Anaerobic digestion is a proven technology that can convert organic waste and high-strength wastewater into biomethane. Our ultimate goal is to improve its process kinetics. To develop a sustainable and high-rate anaerobic digestion process, we explore different strategies, including pre-treatment of feedstock, electrochemically assisted digestion, co-digestion of complementary waste streams, and resource recovery from digestate. Our research also focuses on direct interspecies electron transfer (DIET), a recently discovered microbial syntrophy in the anaerobic microbiome.
Microbial Electrochemical Technologies
Microbial electrochemical systems and technologies combine the metabolism of bacteria with electrochemistry to capture electrons from biodegradable organic matters in waste or wastewater. This unique feature allows us to manipulate the recovered electrons into electric power or other value-added products, such as hydrogen gas, methane, industrial chemicals, etc. We are interested in understanding microbial and electrochemical kinetics, microbial syntrophic interactions, and ultimately developing scalable microbial electrochemical systems for field application. Our research team is also developing a microbial electrochemical cell-based biosensor for real-time monitoring of organic contaminants in oil sands process water.

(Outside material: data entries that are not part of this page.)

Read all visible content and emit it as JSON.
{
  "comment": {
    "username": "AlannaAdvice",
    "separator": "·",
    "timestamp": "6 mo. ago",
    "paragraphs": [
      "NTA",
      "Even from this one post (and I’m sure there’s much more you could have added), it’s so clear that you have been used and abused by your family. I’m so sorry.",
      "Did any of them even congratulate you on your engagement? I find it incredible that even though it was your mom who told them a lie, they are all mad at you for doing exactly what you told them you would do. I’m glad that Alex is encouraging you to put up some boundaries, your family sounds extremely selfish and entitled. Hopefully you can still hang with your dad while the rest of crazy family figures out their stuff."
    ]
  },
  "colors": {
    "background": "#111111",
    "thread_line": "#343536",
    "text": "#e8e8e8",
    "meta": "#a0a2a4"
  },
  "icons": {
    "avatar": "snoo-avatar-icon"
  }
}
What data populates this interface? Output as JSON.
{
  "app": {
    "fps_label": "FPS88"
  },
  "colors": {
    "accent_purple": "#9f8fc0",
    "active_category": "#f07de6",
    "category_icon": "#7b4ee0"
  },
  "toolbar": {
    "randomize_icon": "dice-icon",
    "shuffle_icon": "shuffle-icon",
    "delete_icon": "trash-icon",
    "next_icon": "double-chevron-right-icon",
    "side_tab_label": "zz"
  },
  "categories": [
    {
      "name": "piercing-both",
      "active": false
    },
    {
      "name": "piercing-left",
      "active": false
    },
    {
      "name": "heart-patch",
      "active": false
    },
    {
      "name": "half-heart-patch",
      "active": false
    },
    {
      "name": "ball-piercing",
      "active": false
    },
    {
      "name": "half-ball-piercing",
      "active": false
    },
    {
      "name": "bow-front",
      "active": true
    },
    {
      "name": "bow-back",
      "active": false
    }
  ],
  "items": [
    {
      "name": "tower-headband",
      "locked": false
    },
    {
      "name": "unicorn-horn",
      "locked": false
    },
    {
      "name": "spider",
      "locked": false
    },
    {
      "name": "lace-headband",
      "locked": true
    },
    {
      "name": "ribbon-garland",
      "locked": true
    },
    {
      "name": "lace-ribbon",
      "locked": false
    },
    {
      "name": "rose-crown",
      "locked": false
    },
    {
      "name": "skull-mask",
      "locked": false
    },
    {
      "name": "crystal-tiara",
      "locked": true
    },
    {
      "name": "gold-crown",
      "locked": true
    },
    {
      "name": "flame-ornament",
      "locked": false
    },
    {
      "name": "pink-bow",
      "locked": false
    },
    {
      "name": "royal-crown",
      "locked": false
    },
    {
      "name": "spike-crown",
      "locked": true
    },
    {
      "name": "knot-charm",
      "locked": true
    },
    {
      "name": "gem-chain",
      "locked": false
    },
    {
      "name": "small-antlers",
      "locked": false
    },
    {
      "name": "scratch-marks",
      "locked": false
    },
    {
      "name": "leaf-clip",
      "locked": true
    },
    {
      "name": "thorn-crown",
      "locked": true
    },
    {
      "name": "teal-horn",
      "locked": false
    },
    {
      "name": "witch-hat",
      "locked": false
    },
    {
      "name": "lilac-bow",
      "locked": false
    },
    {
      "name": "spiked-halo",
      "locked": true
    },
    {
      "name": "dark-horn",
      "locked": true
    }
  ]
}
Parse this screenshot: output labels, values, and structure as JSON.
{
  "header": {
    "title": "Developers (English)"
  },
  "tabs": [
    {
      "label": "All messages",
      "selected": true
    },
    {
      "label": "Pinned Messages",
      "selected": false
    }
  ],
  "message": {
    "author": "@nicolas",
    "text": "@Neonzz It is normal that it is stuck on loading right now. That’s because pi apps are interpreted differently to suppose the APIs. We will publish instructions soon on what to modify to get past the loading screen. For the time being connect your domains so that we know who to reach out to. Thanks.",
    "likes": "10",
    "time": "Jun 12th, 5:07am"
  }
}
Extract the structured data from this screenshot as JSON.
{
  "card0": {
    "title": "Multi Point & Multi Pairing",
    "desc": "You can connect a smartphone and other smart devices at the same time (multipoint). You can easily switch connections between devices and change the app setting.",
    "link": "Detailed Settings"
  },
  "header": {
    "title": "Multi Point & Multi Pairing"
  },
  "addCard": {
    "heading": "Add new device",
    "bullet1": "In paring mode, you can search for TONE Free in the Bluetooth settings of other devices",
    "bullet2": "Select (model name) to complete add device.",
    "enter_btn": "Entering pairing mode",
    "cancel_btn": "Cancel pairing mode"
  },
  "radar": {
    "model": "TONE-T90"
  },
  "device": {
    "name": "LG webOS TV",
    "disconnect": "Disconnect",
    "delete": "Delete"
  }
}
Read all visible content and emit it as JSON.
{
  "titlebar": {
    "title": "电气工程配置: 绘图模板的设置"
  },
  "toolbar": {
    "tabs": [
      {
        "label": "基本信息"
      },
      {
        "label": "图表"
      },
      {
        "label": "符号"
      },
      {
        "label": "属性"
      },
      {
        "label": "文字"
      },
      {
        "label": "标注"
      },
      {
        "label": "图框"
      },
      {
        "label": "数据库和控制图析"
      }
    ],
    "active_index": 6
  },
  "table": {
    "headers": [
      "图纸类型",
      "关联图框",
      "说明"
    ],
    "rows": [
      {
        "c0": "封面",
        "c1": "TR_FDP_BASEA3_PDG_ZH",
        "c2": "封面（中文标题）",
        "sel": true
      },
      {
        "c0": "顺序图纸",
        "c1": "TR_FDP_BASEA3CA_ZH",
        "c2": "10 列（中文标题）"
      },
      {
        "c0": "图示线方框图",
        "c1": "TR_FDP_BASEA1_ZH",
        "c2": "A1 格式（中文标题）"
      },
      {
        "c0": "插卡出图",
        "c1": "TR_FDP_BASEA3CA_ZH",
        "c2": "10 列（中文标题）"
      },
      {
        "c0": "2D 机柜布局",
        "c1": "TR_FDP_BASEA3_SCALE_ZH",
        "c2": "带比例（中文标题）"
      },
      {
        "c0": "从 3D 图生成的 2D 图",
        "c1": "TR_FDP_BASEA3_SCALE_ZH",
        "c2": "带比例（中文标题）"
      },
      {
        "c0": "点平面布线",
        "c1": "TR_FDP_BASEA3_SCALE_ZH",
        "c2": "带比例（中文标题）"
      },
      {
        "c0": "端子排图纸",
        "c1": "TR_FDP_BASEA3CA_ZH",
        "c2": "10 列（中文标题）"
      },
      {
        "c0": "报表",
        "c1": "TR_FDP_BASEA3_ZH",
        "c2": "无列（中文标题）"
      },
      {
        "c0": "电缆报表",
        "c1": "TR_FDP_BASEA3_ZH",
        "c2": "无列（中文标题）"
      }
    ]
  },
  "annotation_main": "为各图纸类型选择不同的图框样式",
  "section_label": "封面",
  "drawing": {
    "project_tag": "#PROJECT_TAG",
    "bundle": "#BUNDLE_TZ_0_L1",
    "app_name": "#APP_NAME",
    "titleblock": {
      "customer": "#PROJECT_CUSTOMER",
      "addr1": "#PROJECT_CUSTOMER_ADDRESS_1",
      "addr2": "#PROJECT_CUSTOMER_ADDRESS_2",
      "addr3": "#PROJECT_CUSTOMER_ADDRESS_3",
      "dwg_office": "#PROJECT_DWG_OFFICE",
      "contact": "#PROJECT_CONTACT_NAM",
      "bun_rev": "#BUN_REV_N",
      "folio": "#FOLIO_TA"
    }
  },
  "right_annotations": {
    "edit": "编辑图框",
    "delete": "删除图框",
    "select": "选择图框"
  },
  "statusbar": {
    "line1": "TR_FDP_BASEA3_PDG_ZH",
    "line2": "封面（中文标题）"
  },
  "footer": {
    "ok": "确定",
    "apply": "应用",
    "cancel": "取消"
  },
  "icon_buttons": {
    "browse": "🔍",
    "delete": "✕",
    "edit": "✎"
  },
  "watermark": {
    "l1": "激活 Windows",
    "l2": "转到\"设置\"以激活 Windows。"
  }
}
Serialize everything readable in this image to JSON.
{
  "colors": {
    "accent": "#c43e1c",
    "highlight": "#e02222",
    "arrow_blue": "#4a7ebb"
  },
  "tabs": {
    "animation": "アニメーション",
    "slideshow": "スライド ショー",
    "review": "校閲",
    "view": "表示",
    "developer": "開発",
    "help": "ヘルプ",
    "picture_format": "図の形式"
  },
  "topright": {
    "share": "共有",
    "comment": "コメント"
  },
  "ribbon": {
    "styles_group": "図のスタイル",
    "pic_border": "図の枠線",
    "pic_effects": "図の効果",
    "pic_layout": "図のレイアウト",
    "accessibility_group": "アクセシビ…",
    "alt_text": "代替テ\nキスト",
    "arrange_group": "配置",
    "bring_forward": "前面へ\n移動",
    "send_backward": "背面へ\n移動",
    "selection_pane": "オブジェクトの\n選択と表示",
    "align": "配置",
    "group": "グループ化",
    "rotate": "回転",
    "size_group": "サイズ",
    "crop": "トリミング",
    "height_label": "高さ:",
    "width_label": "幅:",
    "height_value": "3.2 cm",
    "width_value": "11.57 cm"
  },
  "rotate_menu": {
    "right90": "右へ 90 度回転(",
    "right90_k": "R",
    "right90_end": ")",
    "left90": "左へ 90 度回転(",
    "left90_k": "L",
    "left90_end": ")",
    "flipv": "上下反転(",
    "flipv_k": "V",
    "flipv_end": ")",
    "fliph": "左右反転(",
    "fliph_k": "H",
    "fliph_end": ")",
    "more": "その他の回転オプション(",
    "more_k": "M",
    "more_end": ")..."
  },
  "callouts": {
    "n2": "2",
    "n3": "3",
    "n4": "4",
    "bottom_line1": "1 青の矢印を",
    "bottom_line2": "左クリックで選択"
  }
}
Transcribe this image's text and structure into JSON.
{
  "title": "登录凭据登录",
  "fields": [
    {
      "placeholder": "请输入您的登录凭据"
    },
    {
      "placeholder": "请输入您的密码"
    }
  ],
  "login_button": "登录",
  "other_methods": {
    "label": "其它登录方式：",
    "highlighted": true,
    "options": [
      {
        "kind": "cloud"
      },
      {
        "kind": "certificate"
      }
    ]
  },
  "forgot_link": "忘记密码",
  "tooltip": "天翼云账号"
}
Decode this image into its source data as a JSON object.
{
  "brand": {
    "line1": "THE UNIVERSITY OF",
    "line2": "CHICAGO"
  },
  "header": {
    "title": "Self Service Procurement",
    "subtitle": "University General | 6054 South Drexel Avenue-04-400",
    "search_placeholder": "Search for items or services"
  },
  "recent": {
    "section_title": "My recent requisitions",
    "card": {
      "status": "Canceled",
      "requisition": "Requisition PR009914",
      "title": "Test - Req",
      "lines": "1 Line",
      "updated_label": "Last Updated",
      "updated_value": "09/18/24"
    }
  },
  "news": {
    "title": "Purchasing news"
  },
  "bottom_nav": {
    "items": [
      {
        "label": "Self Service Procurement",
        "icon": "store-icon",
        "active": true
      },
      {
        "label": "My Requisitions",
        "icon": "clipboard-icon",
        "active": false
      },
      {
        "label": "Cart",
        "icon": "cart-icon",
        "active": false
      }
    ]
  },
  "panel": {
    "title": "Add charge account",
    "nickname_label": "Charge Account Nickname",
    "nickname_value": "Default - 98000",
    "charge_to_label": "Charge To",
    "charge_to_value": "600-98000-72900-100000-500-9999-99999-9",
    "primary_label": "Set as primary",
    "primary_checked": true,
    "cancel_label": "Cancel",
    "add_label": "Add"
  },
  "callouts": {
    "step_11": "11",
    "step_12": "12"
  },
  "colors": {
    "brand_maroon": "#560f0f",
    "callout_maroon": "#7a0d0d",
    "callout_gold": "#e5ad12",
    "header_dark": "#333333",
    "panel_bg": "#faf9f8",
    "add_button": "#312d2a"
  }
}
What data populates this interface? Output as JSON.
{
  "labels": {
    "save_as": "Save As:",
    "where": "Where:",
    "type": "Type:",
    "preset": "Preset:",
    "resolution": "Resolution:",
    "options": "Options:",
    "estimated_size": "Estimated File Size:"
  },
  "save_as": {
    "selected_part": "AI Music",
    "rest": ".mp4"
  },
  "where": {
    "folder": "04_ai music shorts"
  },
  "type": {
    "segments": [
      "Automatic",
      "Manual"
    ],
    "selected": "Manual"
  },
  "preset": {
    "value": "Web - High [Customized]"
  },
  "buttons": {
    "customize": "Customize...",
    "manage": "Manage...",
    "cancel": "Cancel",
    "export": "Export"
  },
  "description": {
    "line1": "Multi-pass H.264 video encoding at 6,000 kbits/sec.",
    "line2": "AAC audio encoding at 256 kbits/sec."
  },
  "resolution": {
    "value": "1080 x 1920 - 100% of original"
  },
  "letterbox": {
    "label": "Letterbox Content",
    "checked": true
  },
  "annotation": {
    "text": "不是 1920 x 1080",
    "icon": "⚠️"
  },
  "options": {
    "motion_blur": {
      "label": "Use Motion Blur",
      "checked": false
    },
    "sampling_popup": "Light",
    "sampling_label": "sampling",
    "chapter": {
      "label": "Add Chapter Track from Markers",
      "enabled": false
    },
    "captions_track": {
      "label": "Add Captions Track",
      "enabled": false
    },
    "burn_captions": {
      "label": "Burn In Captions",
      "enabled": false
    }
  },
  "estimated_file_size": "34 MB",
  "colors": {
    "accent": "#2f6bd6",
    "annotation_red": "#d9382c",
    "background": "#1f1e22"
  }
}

The Dhar Lab combines principles of environmental biotechnology and physicochemical processes to study the fate of petroleum hydrocarbon contaminants in oil-sands tailings, leading to successful techniques for remediation of contaminants and reduction of greenhouse gas emissions.